(Excerpts from an interface dataset)

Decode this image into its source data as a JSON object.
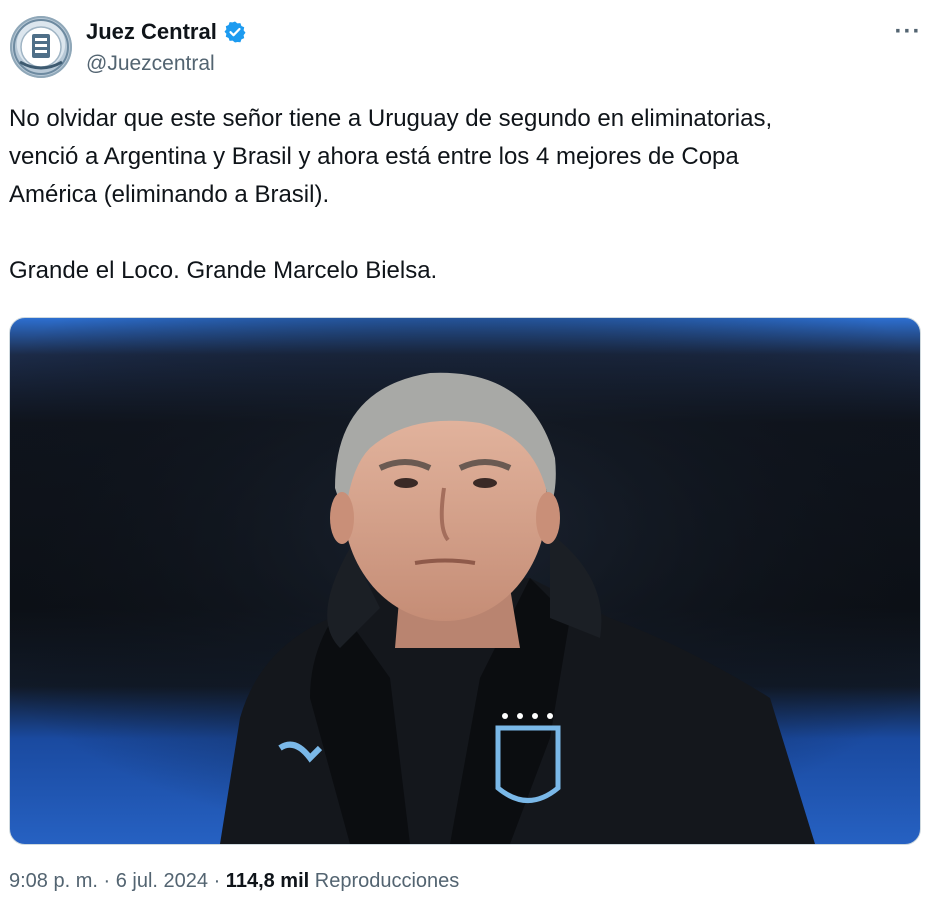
{
  "author": {
    "name": "Juez Central",
    "handle": "@Juezcentral",
    "verified": true,
    "avatar_icon": "referee-logo-icon"
  },
  "more_icon": "more-horizontal-icon",
  "more_label": "···",
  "tweet": {
    "paragraph1_line1": "No olvidar que este señor tiene a Uruguay de segundo en eliminatorias,",
    "paragraph1_line2": "venció a Argentina y Brasil y ahora está entre los 4 mejores de Copa",
    "paragraph1_line3": "América (eliminando a Brasil).",
    "paragraph2": "Grande el Loco. Grande Marcelo Bielsa."
  },
  "media": {
    "type": "photo",
    "subject": "man-in-black-jacket-icon"
  },
  "meta": {
    "time": "9:08 p. m.",
    "separator1": " · ",
    "date": "6 jul. 2024",
    "separator2": " · ",
    "views_count": "114,8 mil",
    "views_label": " Reproducciones"
  },
  "colors": {
    "text": "#0f1419",
    "secondary": "#536471",
    "verified": "#1d9bf0"
  }
}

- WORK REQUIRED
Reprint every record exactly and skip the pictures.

- WORKED SOLUTION
Decode this image into its source data as a JSON object.
{
  "author": {
    "name": "Juez Central",
    "handle": "@Juezcentral",
    "verified": true,
    "avatar_icon": "referee-logo-icon"
  },
  "more_icon": "more-horizontal-icon",
  "more_label": "···",
  "tweet": {
    "paragraph1_line1": "No olvidar que este señor tiene a Uruguay de segundo en eliminatorias,",
    "paragraph1_line2": "venció a Argentina y Brasil y ahora está entre los 4 mejores de Copa",
    "paragraph1_line3": "América (eliminando a Brasil).",
    "paragraph2": "Grande el Loco. Grande Marcelo Bielsa."
  },
  "media": {
    "type": "photo",
    "subject": "man-in-black-jacket-icon"
  },
  "meta": {
    "time": "9:08 p. m.",
    "separator1": " · ",
    "date": "6 jul. 2024",
    "separator2": " · ",
    "views_count": "114,8 mil",
    "views_label": " Reproducciones"
  },
  "colors": {
    "text": "#0f1419",
    "secondary": "#536471",
    "verified": "#1d9bf0"
  }
}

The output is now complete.